          Prior to the internet, the only businesses built around donated products were thrift shops. For decades, generous people have donated goods (mostly clothing and furniture) to community storefronts where the products can be purchased by consumers. To my knowledge, the thrift shops collect money mostly to ensure they are self-sustaining, and less fortunate consumers get great deals on other people's used stuff. It's a great model, but nobody ever got rich from it (nor did they intend to do so).

          The internet has introduced many new businesses built on donations. Fortune's David Kirkpatrick refers to the whole industry as the "contribution economy" in his recent article. It appears that consumers are willing to donate quite a bit of their time.

          There are thousands of open source software projects that represent literally millions of donated programming hours from developers around the globe.

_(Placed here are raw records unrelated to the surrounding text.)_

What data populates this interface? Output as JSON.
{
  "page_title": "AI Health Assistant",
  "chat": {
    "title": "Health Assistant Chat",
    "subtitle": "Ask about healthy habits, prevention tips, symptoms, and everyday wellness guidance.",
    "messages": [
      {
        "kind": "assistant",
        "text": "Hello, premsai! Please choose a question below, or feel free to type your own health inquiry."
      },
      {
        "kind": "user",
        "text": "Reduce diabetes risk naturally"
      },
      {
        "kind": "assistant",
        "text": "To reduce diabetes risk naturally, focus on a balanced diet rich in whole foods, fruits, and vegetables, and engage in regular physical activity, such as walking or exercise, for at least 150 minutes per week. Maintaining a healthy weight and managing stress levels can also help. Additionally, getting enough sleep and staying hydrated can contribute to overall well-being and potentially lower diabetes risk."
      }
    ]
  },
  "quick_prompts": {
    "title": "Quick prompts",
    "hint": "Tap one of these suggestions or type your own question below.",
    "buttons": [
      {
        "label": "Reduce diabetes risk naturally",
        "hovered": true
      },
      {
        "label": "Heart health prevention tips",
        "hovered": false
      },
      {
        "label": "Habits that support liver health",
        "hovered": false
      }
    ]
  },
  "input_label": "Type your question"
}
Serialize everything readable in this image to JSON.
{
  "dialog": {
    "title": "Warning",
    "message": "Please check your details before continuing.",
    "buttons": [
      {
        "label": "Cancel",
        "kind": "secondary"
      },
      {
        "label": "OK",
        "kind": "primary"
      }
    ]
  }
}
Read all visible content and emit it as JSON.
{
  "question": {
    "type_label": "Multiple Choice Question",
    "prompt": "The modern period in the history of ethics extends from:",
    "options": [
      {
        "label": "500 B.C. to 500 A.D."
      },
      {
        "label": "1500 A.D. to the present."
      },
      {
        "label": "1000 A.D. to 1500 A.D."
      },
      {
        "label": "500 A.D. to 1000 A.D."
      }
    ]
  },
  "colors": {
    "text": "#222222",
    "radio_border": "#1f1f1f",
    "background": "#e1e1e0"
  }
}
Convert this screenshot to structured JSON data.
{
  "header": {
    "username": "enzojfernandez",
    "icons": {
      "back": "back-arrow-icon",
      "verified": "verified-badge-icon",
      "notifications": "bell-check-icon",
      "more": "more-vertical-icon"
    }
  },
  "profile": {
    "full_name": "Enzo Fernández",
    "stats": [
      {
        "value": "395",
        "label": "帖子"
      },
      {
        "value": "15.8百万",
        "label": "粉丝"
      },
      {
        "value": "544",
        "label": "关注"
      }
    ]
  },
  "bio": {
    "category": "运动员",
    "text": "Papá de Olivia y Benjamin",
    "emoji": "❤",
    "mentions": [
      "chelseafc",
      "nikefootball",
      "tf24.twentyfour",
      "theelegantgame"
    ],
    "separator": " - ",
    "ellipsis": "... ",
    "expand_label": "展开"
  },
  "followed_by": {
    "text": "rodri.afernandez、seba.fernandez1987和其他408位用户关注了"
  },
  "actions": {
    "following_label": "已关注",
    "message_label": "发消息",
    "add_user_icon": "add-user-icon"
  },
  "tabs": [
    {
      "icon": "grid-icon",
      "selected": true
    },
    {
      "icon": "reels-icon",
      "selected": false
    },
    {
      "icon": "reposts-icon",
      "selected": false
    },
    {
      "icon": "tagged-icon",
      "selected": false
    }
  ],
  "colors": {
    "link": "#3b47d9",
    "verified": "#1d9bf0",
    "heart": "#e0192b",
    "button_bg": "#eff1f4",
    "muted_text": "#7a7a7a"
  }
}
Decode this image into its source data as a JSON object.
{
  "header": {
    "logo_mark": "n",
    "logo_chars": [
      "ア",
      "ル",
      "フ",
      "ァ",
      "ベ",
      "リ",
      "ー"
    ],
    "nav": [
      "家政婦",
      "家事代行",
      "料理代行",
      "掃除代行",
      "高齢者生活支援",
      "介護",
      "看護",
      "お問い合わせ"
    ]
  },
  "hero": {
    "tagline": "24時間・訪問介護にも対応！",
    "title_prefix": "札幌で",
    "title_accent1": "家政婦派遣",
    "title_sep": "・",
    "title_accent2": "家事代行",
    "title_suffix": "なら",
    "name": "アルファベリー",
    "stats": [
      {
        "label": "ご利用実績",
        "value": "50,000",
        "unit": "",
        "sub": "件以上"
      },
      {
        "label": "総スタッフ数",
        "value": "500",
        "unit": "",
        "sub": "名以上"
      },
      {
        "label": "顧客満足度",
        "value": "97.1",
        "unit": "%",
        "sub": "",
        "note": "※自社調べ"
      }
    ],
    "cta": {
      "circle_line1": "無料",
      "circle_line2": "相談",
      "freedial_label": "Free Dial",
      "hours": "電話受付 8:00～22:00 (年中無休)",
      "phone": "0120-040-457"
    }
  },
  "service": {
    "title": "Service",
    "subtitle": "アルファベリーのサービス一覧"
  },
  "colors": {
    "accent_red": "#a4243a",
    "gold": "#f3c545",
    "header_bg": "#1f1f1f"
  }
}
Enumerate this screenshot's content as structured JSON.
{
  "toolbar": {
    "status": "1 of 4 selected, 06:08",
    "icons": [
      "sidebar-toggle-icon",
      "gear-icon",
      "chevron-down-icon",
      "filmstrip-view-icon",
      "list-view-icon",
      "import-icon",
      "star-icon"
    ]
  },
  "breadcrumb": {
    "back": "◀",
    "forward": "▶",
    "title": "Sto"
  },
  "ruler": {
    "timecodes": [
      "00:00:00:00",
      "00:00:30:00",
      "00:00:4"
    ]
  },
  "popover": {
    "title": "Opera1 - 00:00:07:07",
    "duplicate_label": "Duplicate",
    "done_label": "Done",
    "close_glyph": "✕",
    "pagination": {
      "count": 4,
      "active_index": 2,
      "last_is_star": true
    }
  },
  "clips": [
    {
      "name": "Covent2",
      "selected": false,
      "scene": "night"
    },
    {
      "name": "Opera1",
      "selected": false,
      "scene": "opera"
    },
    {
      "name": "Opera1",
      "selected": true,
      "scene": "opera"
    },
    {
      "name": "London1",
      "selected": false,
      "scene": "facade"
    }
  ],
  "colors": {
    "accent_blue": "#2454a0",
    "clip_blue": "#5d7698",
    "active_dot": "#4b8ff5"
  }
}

          The Wikipedia is another great example. It started in 2001 but already includes more than 600,000 English-language articles and rapidly growing versions in nine other languages are not far behind. It will not be long before the Wikipedia turns the Encyclopedia Britannica from a crucial library staple into an obsolete relic. The cost of producing the 1M+ articles in 10 languages: $0.

          Even more curious to me, though, are for-profit businesses that simply could never have been born without the generosity of countless free laborers. Companies like Redhat and XenSource, for example, make money by packaging and supporting open source software (Linux and Xen, respectively) . The software they "sell" would have cost them tens of millions of dollars to develop, and yet most of their R&D was contributed for free.

          Another example is Gracenote, which is one of my Bessemer investments. Countless consumers manually entered the meta-data (artist, song name, genre, etc) for more than 50 million music tracks into Gracenote's CDDB over the last decade. Gracenote now licenses that data to many consumer electronics and software publishers. A free version of the data still exists from FreeDB, but much like Redhat and XenSource, Gracenote supplies the support and service level agreements critical for commercial offerings.

          There are many other money-makers built on the backs of the contribution economy. A couple of additional examples that jump to mind include Blogger and TripAdvisor.

          There is an emerging crop that has recently attracted my attention. They are focused on the local search problem by using user contributions to rate things such as restaurants and service providers. RateItAll, Yelp, and Tribe are early contenders.

          I'm trying to figure out how to predict which of these contribution economy startups will succeed. Any ideas?